Influence of aggregate on rutting in asphalt concrete pavements
Additional Document Info

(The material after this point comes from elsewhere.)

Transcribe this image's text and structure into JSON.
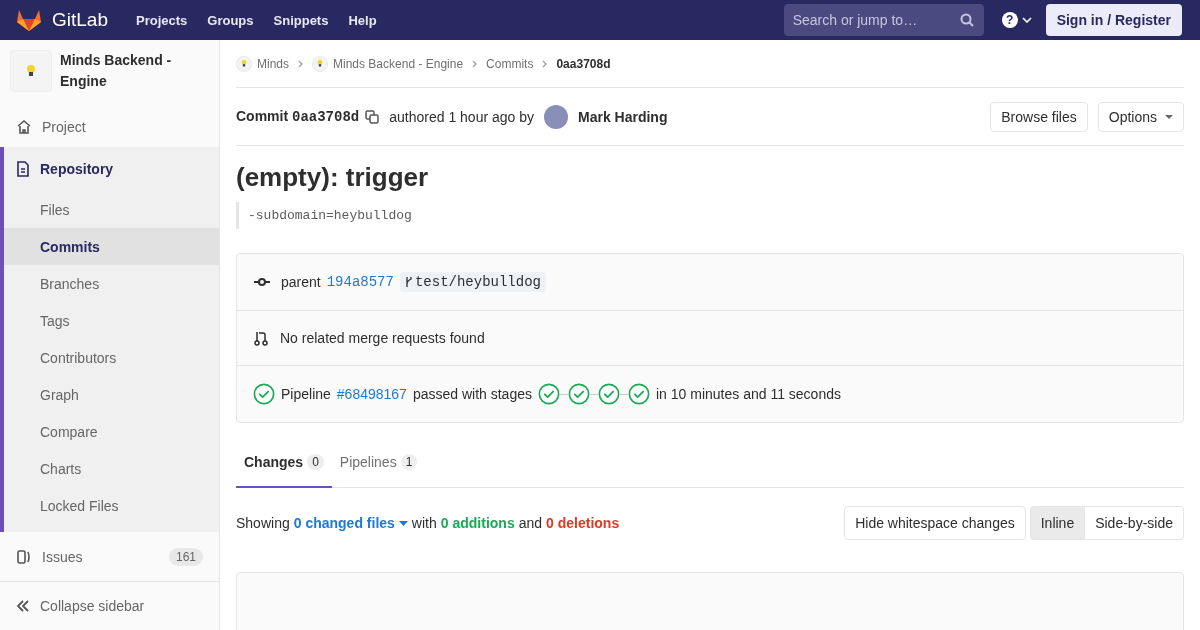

Pavement cores were collected from rutting asphalt concrete pavements less than 2 years old. Laboratory tests revealed common causes of rutting, such as excessive asphalt content, excessive fine-grained aggregate, and high percentages of natural, rounded aggregate particles. A test program was designed and initiated to quantify the contribution to plastic deformation in laboratory-prepared asphalt concrete mixtures when increasing amounts of natural (uncrushed) aggregate particles are added to replace crushed particles. The objective is to generate supporting data and prepare specifications for maximum quantity of certain natural sands, minimum top-size aggregate, and minimum voids in mineral aggregate in paving mixtures to be placed on high traffic volume roadways. Tests on asphalt mixtures included unconfined compression, static and dynamic creep, and indirect tension; the particle index test was used on the aggregate. Results to date have indicated that susceptibility to plastic deformation increases dramatically when natural fine aggregate particles replace crushed particles in a given aggregate gradation. A new theoretical approach that includes the aggregate's influence on rutting is being considered. In this analysis the aggregate's characteristics are studied by using a factor in the creep-recovery performance of the mixture.